Isolate every line in the records below with "Fantastico" in it.
** Extracted information follows **
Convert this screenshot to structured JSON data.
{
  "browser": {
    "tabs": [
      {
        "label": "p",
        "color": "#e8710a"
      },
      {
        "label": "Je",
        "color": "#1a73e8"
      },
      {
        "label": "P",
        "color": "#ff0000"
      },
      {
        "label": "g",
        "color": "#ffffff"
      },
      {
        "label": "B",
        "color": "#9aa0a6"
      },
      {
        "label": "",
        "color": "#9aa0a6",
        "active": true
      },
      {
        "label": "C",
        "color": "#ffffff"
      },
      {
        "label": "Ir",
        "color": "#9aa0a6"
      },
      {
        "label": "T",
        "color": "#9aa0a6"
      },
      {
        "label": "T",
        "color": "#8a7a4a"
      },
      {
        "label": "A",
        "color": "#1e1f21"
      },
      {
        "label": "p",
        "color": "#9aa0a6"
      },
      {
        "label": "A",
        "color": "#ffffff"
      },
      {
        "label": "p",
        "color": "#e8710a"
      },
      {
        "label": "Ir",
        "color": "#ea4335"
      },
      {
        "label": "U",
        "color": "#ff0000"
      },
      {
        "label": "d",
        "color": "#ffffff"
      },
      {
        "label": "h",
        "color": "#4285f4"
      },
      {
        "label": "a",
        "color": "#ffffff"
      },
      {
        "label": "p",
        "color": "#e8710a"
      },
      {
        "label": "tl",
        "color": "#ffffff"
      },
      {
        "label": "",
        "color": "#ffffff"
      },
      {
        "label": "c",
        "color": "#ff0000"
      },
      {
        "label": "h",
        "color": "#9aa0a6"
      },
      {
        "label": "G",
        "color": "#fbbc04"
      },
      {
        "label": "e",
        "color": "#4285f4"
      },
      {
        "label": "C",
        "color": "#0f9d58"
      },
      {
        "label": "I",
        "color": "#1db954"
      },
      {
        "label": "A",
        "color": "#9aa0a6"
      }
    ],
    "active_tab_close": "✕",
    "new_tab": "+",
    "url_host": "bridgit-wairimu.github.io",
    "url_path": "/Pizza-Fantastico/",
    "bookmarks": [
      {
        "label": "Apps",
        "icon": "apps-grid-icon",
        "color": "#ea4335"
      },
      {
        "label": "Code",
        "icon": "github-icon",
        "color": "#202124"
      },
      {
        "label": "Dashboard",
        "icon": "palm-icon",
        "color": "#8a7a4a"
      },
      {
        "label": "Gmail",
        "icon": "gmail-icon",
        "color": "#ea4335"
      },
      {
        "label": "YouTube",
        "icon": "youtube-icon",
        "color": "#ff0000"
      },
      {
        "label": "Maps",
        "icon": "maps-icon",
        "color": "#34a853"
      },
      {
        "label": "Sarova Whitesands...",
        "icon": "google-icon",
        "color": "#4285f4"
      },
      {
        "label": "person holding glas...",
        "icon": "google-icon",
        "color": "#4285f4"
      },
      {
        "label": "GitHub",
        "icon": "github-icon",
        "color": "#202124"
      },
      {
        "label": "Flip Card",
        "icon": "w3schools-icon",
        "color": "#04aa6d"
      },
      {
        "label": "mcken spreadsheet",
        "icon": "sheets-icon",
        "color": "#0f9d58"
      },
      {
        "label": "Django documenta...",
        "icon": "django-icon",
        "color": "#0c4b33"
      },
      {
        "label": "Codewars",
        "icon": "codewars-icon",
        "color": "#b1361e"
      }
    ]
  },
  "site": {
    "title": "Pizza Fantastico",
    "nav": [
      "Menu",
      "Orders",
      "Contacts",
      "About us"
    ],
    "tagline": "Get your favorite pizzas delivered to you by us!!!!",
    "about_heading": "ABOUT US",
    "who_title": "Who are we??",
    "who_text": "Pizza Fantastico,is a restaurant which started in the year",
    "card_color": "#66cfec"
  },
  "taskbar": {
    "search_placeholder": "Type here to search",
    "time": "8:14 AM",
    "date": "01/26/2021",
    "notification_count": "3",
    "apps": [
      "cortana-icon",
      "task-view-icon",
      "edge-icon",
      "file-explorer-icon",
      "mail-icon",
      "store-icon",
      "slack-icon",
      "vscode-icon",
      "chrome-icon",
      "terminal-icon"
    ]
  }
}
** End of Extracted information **
* **Task answer**
    "url_path": "/Pizza-Fantastico/",
    "title": "Pizza Fantastico",
    "who_text": "Pizza Fantastico,is a restaurant which started in the year",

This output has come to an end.